while since 1984 here is an extract from 'explainingthefuture.com' by Christopher
“3D printing is an additive technology in which objects are built up in a great many
very thin layers. The first commercial 3D printer was based on a technique called
stereolithography. This was invented by Charles Hull in 1984. Stereolithographic 3D
printers (known as SLAs or stereolithography apparatus) position a perforated platform
just below the surface of a vat of liquid photopolymer. A UV laser beam then traces the
first slice of an object on the surface of this liquid, causing a very thin layer of
photopolymer to harden. The perforated platform is then lowered very slightly and
another slice is traced out and hardened by the laser. Another slice is then created,
and then another, until a complete object has been printed and can be removed from
the vat of photopolymer, drained of excess liquid, and cured. Stereolithographic printers
remain one of the most accurate types of hardware for fabricating 3D output, with a
minimum build layer thickness of only 0.06mm (0.0025 of an inch).”
Since the early days it could be cost effective to use expensive #3DPrinting in the processes for making the moulds used by mass production injection moulding machines, where the unit costs are usually very small.
#3DPrinting is also used for rapid prototyping of new or redesigned components; and is common in many manufacturing and design processes to check aesthetics or suitability of fit in final assemblies, before committing to mass production.

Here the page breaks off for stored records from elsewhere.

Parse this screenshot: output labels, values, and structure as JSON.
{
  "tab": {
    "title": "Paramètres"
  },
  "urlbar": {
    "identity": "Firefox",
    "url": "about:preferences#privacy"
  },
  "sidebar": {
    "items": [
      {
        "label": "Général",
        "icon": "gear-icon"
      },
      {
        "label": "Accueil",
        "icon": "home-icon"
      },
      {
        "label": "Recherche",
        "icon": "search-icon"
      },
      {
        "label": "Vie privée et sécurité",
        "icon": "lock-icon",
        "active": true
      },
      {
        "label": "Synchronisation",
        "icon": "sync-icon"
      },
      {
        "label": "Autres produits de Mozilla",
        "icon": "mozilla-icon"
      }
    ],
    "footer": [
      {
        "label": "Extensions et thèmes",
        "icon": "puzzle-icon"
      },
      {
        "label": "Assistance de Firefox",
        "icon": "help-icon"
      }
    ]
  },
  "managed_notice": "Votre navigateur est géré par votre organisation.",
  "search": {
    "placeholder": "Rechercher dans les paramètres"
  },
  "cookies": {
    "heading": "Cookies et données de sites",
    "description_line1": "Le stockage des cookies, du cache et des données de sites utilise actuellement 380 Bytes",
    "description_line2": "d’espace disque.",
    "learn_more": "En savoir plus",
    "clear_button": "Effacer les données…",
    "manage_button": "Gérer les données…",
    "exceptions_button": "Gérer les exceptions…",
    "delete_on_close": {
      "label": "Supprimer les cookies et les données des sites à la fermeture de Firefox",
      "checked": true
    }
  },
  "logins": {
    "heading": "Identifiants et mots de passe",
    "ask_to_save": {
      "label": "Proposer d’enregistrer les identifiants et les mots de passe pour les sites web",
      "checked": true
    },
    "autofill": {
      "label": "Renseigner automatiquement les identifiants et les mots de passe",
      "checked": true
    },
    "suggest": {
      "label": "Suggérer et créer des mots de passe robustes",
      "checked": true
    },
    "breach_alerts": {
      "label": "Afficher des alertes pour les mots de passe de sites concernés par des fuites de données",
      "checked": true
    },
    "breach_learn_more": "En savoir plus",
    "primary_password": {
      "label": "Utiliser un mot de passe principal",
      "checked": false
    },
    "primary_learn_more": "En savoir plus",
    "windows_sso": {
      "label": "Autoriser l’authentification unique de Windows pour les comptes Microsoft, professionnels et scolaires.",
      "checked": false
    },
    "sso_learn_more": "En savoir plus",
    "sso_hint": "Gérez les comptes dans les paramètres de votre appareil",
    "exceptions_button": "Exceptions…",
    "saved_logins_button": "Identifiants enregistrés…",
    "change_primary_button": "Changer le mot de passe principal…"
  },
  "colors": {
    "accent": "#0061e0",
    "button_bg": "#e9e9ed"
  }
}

From a different perspective any use of CNC and Robotic arm could be seen as a form of #3DPrinting; what is different about today’s hi-tech #3DPrinters is the flexibility to precision manufacture efficiently, very complex designs in many types of materials. One such printer is the EnvisionTEC 3D Printer...